Starting Seeds Indoors

So you’ve started your seeds indoors and are watching them grow. When the seedlings are 2 to 3 inches tall and have several sets of true leaves, its time to move them to deeper containers or individual pots so they have room to grow. Fill the new containers with pre-moistened mix. With the help of a fork thrust to the bottom, lift the seedlings gently from your germinating container. Try to get all the roots and disturb them as little as possible. Make a planting hole in the new container and nestle the seedling into its new home a little deeper than it was originally. If your tomato plants are spindly with long stems, bury the stems right up to the topmost cluster of leaves and new roots will grow along the buried stems. Gently press the mix around the transplanted seedlings and water them gently to settle the soil. Now is the time to begin feeding your plants once a week because starting mixes contain little if any plant food and the seedlings will have used up the entire stored food source available in its mother seed. Use a good liquid concentrate organic fertilizer diluted to half normal recommended strength. Continue to give your rapidly growing seedlings as much light as possible and rotate them regularly wo they grow evenly and don’t lean in one direction. 

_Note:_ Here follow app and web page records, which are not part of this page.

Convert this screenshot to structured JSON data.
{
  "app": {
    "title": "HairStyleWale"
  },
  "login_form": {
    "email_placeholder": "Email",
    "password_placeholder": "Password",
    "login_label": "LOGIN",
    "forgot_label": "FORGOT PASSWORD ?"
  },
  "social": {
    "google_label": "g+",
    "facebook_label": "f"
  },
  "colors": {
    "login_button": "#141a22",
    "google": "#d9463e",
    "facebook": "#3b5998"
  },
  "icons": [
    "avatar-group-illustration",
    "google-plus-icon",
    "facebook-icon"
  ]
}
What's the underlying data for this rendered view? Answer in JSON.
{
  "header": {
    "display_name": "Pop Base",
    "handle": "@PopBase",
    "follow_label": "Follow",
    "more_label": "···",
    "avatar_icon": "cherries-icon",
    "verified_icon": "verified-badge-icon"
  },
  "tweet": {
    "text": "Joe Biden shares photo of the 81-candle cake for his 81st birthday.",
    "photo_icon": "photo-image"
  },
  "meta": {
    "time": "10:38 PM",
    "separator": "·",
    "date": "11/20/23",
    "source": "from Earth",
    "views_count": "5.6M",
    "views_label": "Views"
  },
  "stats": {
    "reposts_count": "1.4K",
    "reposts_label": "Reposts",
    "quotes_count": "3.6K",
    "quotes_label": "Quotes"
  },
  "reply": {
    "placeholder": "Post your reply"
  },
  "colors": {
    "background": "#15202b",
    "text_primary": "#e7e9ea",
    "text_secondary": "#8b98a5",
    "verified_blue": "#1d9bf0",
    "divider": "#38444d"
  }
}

In 3 or 4 weeks or when the weather outdoors has warmed into the 50 degree F or 10 degree C range at night, it’s time harden off or gradually acclimate your seedlings to outdoor conditions. Put them outside in a protected shady spot for half a day at first, then 2 or 3 full days, then gradually move them into full sun, starting with the mornings then all day long. Plant to transplant into the garden in late afternoon or on a hazy or cloudy day to minimize stress. Firm the soil around the plants and water well. Keep your young plants moist but not soggy. Mulch them with a good thick layer of compost, well-aged manure, Sea Soil, Salish Soil or other organic materials. This will produce the even moisture balance needed for healthy, disease-free growth and early big fruit sets and discourage weeds.

(from Bob Tuckey’s The Natural Gardener March 2012)